At Box Architects, the process of interviewing potential Part 1 students starts early as we naturally want to ensure we attract the very best undergraduates.
March marked National Apprenticeship Week. It reignited an ongoing debate within the profession and within the practice about placements and the route to full qualification.
A Part 1 student who has spent 12 months in either our Leeds or London office will potentially seek varied experience at another architectural practice for Part 2 of their course. What this means is that a competitor will reap the benefits of all the time and effort that has gone into giving the undergraduate the best placement possible.

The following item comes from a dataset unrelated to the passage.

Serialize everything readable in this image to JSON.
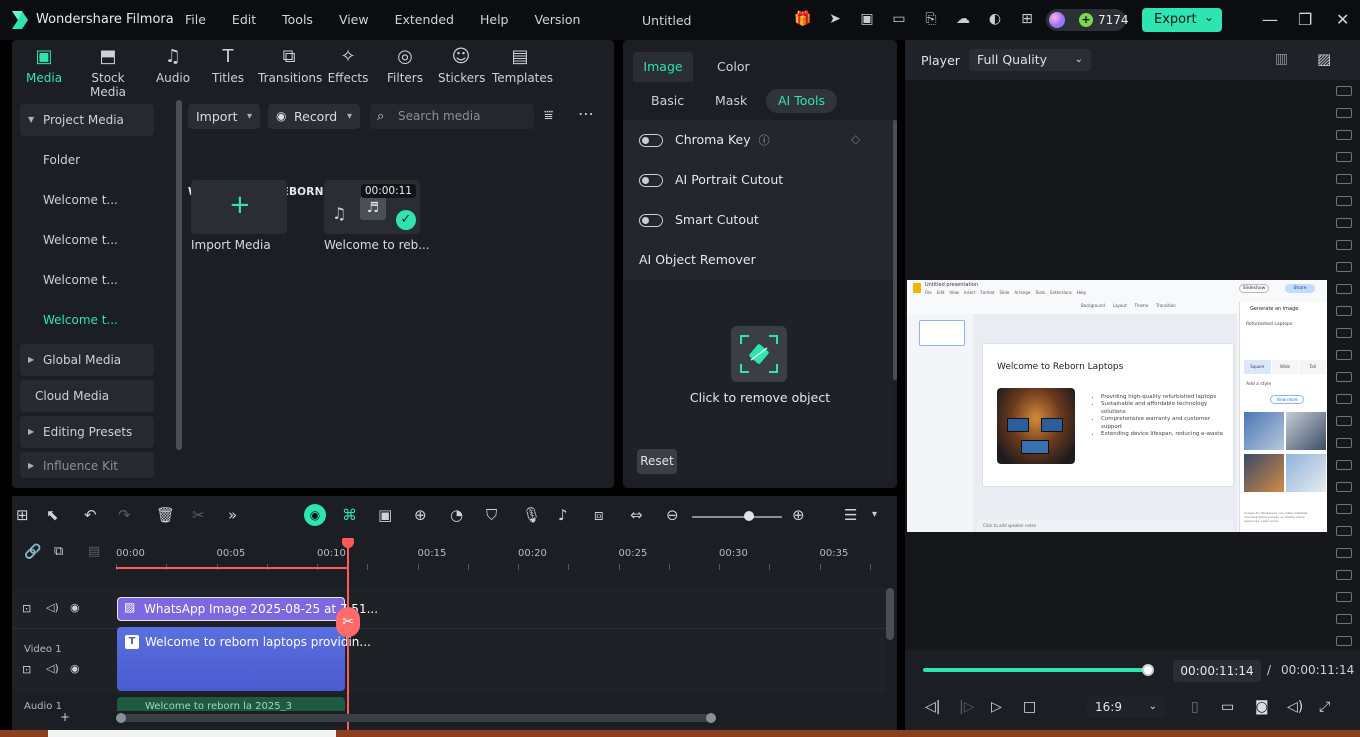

There is an unspoken issue within the profession: unpaid interns. We offer short-term work experience placements for pupils and undergraduates. But as a RIBA chartered practice, we do not support long-term unpaid internships. Too many architects accept working excessively long hours for no extra pay. This is detrimental for the individual, their health and wellbeing. Ultimately, we believe that it is counterproductive for the industry, undermining our ability to compete commercially on a level playing field. It also drives fee levels down across the field.
But we recently broke the cycle with newly qualified architect, Rob Miller. It is testament to our commitment and proactive mentoring that Rob chose to complete his Part 1 and Part 2 placements with us. His decision has encouraged us to take another look at our placement offering.
We are now considering offering a non-standard Part 1 placement centred around a two-year offer. Whilst this goes against the desire to reach qualification quickly, we feel it offers the student a differentiator to their peers. An increase in skills and experience in practice means that in year two, we see the commercial benefit and can increase the amount of mentoring and training offered in year one.
And industry perceptions of the standard year out placements and apprenticeships are also changing. Many are mooting the idea of a collaborative work placement revolving around multi-disciplinary teams; structures and MEP. This ‘cross-fertilisation’ would give the student first-hand experience of how multiple disciplinary design teams work.
RIBA is also promoting alternative pathways to qualify as an architect through its RIBA Studio offering and its newly established apprenticeship initiative. Having tutored students who took the office-based examinations route to qualification through Oxford Brookes University, I am an advocate of undergraduates exploring alternative routes. The profession is broad and manifold, so why shouldn’t the routes into it follow a similar meandering course?